Coast guard kept busy with rescues
WHILE Brisbane was being inundated by heavy rain and large tides on Monday, Tin Can Bay Coast Guard volunteers were kept busy tending to several vessels dragging their anchors during gale-force winds.
The first call received was to assist a 34-foot yacht, which had dragged its anchor in Snapper Creek after the turn of the tide. As the crew set off, further information was received about the yacht drifting up against another anchored boat.
A small rescue boat was launched, and despite rain squalls, strong winds and choppy conditions, the job was done without any damage to either boat.
The rescue crew had just returned to base when a call was received about a 40-foot yacht, which had dragged its anchor off Smooger Point in Tin Can Inlet. The boat was drifting quickly towards the Norman Point sandbank and with difficulty it was re-anchored by the coast guard.
As this was happening, calls for assistance came about two more yachts in trouble. The coast guard crew went to investigate and found a 44-foot motor-cruiser and a 32-foot sloop with their anchor lines entangled. The two vessels were laying side-by-side and the prospect of damage and further dragging was imminent.
Tin Can Bay Coast Guard’s larger rescue boat and more volunteer crews were needed for this rescue. In the meantime the smaller rescue vessel was called to attend one of the yachts that had been re-anchored earlier. It had dragged its anchor again, requiring relocation to a more secure position.
Information was then received about a 10 metre Wharram catamaran, which was reported to be dragging its anchor also. On investigation, the anchor appeared to have grabbed.
“Because of the rain, chop and strong wind gusts – one was well over 30 knots – we had some trouble,” skipper Ian Sutton said.
Skipper Jon Jones said the activations highlighted the need for boat owners, who leave their vessels unattended at anchor, to ensure their vessels’ ground tackle was up to the job of holding anchor in strong wind conditions.

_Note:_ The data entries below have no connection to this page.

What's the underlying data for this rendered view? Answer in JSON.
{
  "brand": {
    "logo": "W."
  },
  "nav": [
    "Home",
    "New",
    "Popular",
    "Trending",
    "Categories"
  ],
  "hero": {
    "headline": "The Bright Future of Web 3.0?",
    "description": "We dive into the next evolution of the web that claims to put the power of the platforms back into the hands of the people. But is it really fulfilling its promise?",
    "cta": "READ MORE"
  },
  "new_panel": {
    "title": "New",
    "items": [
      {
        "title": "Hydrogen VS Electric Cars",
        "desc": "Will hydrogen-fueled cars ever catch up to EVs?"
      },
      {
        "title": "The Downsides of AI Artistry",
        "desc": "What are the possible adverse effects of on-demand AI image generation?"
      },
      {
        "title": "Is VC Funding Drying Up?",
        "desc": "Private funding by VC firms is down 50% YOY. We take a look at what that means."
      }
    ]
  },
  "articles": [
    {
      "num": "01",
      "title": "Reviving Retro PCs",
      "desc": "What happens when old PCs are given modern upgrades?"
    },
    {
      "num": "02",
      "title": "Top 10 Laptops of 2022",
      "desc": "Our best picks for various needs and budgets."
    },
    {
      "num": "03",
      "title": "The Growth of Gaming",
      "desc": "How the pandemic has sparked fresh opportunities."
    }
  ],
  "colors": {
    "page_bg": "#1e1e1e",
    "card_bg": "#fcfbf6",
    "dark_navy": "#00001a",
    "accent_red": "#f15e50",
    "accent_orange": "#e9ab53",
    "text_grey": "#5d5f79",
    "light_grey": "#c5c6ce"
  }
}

Commander Jim George said his crews did a great job in difficult, squally conditions, which showed dedication and good training.